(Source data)
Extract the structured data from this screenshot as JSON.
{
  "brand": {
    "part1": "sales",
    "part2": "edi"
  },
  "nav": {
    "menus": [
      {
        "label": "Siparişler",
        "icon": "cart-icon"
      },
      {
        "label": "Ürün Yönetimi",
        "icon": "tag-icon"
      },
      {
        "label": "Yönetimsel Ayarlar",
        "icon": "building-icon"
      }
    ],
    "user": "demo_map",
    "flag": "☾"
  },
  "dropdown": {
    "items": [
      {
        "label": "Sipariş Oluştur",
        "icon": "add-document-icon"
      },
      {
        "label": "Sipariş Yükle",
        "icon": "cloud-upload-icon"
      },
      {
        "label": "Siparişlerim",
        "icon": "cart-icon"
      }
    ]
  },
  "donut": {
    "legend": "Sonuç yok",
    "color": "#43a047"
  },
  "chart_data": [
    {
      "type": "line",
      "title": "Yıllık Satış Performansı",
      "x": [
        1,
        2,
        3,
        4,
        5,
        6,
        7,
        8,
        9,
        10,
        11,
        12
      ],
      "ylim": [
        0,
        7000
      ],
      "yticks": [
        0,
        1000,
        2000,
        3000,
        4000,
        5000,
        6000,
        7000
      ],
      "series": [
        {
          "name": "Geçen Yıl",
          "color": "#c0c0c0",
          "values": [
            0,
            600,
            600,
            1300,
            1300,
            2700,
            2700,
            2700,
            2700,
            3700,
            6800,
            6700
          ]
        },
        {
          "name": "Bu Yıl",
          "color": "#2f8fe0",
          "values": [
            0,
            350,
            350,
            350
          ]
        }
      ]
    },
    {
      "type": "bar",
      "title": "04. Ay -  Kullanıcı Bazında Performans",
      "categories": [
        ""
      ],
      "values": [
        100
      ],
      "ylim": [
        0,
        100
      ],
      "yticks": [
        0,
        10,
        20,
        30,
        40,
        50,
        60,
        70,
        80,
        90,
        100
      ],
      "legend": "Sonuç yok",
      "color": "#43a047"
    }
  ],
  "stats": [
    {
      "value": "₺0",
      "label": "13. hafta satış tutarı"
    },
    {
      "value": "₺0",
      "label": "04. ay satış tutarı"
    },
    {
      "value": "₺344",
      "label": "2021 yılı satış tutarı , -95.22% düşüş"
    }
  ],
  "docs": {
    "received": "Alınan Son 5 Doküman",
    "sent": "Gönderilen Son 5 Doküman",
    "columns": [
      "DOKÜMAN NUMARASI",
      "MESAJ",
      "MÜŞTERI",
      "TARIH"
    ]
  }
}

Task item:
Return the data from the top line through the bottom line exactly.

Answer below:
Extract the structured data from this screenshot as JSON.
{
  "brand": {
    "part1": "sales",
    "part2": "edi"
  },
  "nav": {
    "menus": [
      {
        "label": "Siparişler",
        "icon": "cart-icon"
      },
      {
        "label": "Ürün Yönetimi",
        "icon": "tag-icon"
      },
      {
        "label": "Yönetimsel Ayarlar",
        "icon": "building-icon"
      }
    ],
    "user": "demo_map",
    "flag": "☾"
  },
  "dropdown": {
    "items": [
      {
        "label": "Sipariş Oluştur",
        "icon": "add-document-icon"
      },
      {
        "label": "Sipariş Yükle",
        "icon": "cloud-upload-icon"
      },
      {
        "label": "Siparişlerim",
        "icon": "cart-icon"
      }
    ]
  },
  "donut": {
    "legend": "Sonuç yok",
    "color": "#43a047"
  },
  "chart_data": [
    {
      "type": "line",
      "title": "Yıllık Satış Performansı",
      "x": [
        1,
        2,
        3,
        4,
        5,
        6,
        7,
        8,
        9,
        10,
        11,
        12
      ],
      "ylim": [
        0,
        7000
      ],
      "yticks": [
        0,
        1000,
        2000,
        3000,
        4000,
        5000,
        6000,
        7000
      ],
      "series": [
        {
          "name": "Geçen Yıl",
          "color": "#c0c0c0",
          "values": [
            0,
            600,
            600,
            1300,
            1300,
            2700,
            2700,
            2700,
            2700,
            3700,
            6800,
            6700
          ]
        },
        {
          "name": "Bu Yıl",
          "color": "#2f8fe0",
          "values": [
            0,
            350,
            350,
            350
          ]
        }
      ]
    },
    {
      "type": "bar",
      "title": "04. Ay -  Kullanıcı Bazında Performans",
      "categories": [
        ""
      ],
      "values": [
        100
      ],
      "ylim": [
        0,
        100
      ],
      "yticks": [
        0,
        10,
        20,
        30,
        40,
        50,
        60,
        70,
        80,
        90,
        100
      ],
      "legend": "Sonuç yok",
      "color": "#43a047"
    }
  ],
  "stats": [
    {
      "value": "₺0",
      "label": "13. hafta satış tutarı"
    },
    {
      "value": "₺0",
      "label": "04. ay satış tutarı"
    },
    {
      "value": "₺344",
      "label": "2021 yılı satış tutarı , -95.22% düşüş"
    }
  ],
  "docs": {
    "received": "Alınan Son 5 Doküman",
    "sent": "Gönderilen Son 5 Doküman",
    "columns": [
      "DOKÜMAN NUMARASI",
      "MESAJ",
      "MÜŞTERI",
      "TARIH"
    ]
  }
}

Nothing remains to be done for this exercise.